Our installation Walk of Fame was part of the ‘Playground, Serious Gaming for Serious Request’ event. This playground with interactive games was one of the activities for Serious Request, a large charity event in the Netherlands. Visitors could play with the Walk of Fame and other games, in return for a donation for the Red Cross.
Our installation Wiggle the Eye was exhibited at the Lodz Design Festival in Poland for 10 days. Part of an exhibition about ‘Deep Need’, Wiggle the Eye created quite some playful activity among the thousands of visitors.
At the last day of the festival, I gave a workshop about ‘Playful persuasion in public spaces’.
Once more, Menno Deen and myself organized the Swimgames.nl course. Students from Fontys ICT and TU/e ID developed interactive games for in the swimming pool, and evaluated them with real users in the Tongelreep. Impressive games, valuable user evaluations, and a lot of ‘fun for thought’.
Together with Fontys colleagues, I organized the 3rd Games [4Health] Jam; this year’s theme was ‘Sink or Swim’: 40 participants created working games IN THE SWIMMING POOL, within 50 hours!
Design sessions and user evaluations were done immediately in the swimming pool - with all the expected (and unexpected) complications. All by all, a fun and inspiring weekend, with good results from the participants.
A corridor in a regular high school in the Netherlands: you see a red carpet, and curiously walk over it. Seconds later, you see your head projected on the wall, with the body of someone else, and the legs of yet another person. You turn around, and walk over the carpet once more, but backwards - now, your legs appear, creating a jolly figure on the wall.

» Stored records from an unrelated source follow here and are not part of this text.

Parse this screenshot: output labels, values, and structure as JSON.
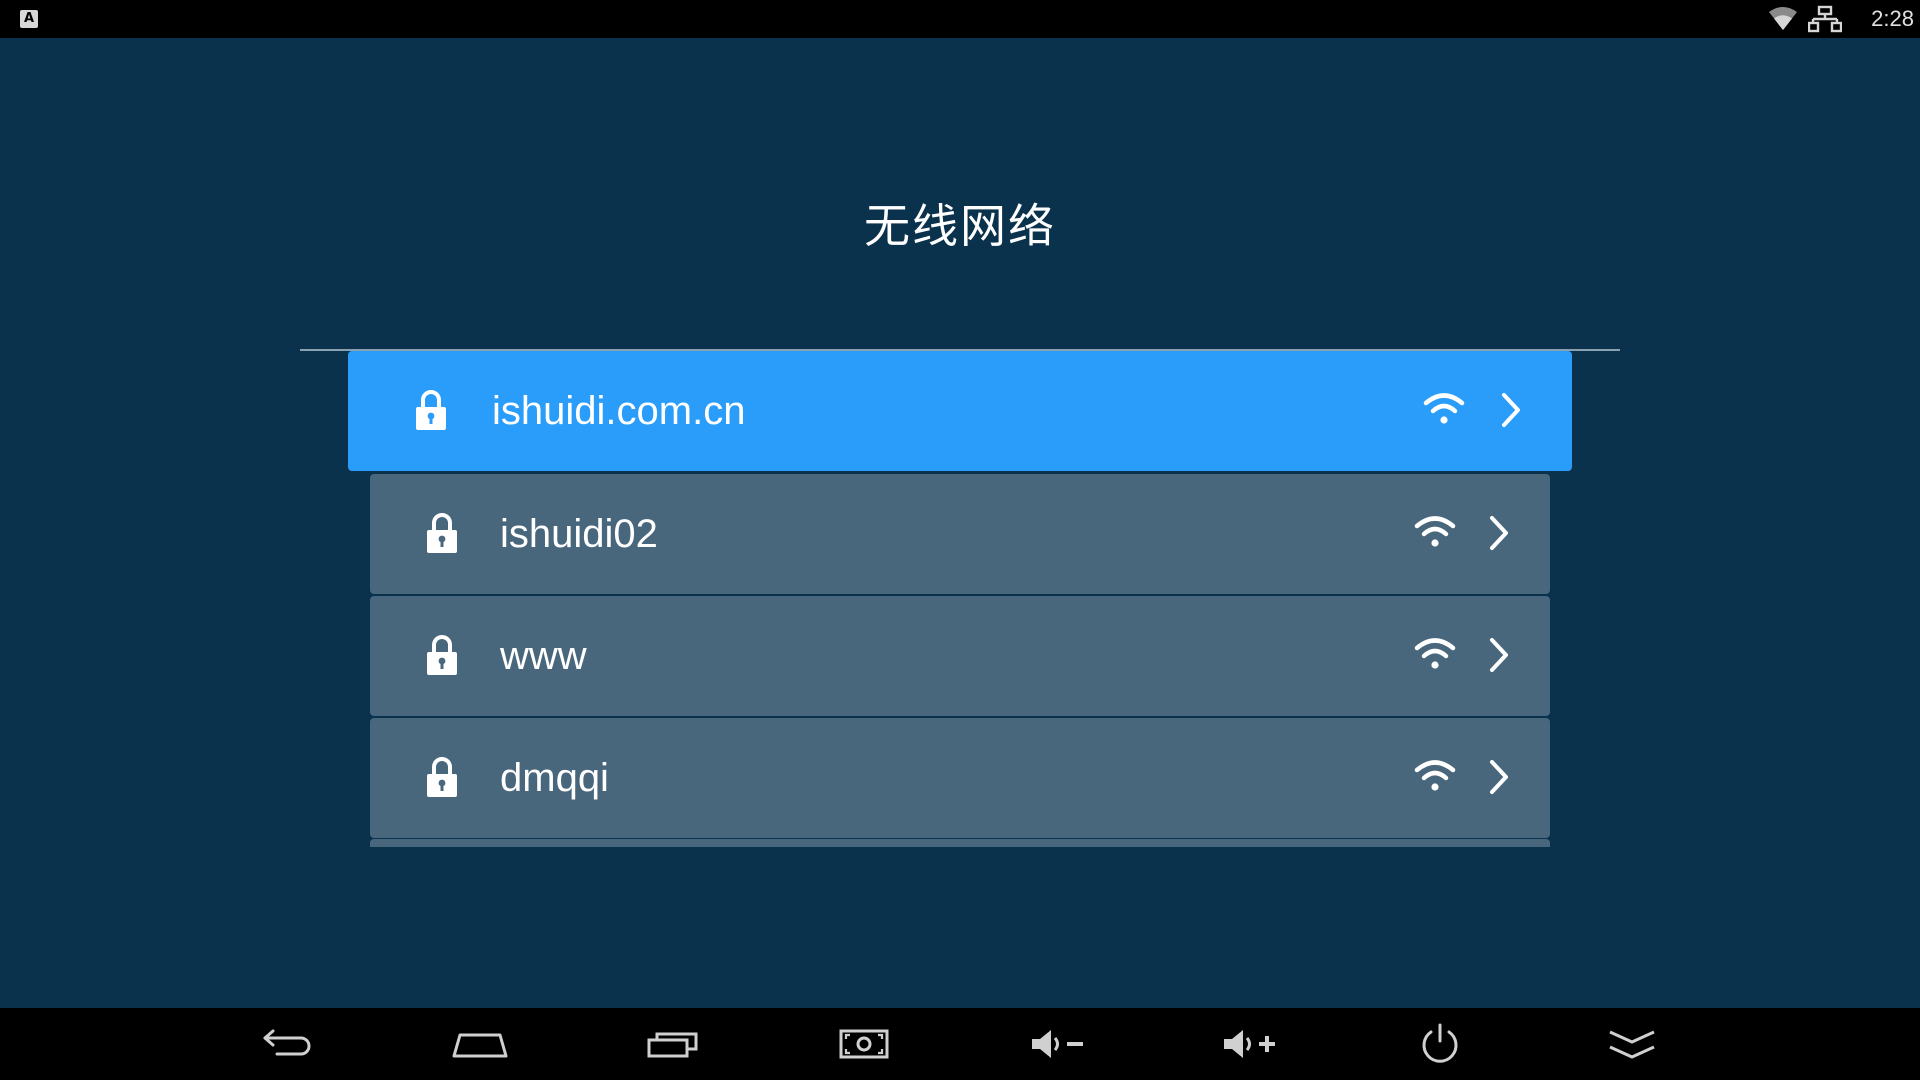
{
  "status_bar": {
    "notification_icon": "A",
    "wifi_icon": "wifi-icon",
    "ethernet_icon": "ethernet-icon",
    "time": "2:28"
  },
  "page": {
    "title": "无线网络"
  },
  "networks": [
    {
      "ssid": "ishuidi.com.cn",
      "secured": true,
      "selected": true
    },
    {
      "ssid": "ishuidi02",
      "secured": true,
      "selected": false
    },
    {
      "ssid": "www",
      "secured": true,
      "selected": false
    },
    {
      "ssid": "dmqqi",
      "secured": true,
      "selected": false
    }
  ],
  "nav_bar": {
    "buttons": [
      "back-icon",
      "home-icon",
      "recent-apps-icon",
      "screenshot-icon",
      "volume-down-icon",
      "volume-up-icon",
      "power-icon",
      "hide-bar-icon"
    ]
  },
  "colors": {
    "background": "#0b324d",
    "item": "#49677c",
    "selected_item": "#2a9dfb",
    "bars": "#000000"
  }
}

The Walk of Fame is an interactive installation where teenagers play with - and by - walking through a corridor. The system records players, cuts the recording in three pieces, and projects a person’s head with someone else’s body and legs. Easy to learn, but hard to master: it is easy to create a funny composition, but a perfect combination of head-body-legs requires cooperation with other players - and a lot of walking through the corridor.
The Walk of Fame elicits open-ended play: players decide on the go whether they create a person walking through the corridor, a figure dancing in the middle, a combination of three faces, or what so ever. Over time, the output of the Walk of Fame changes: from two to three slices, silhouettes, video images and stop motion pictures ensure prolonged social and physical play.
The Walk of Fame has been evaluated at the Dutch Technology Week 2013 for one day; and at the E-Moves festival in Dynamo for 10 days. In September, the installation will be evaluated for six weeks at a high school in Nijmegen.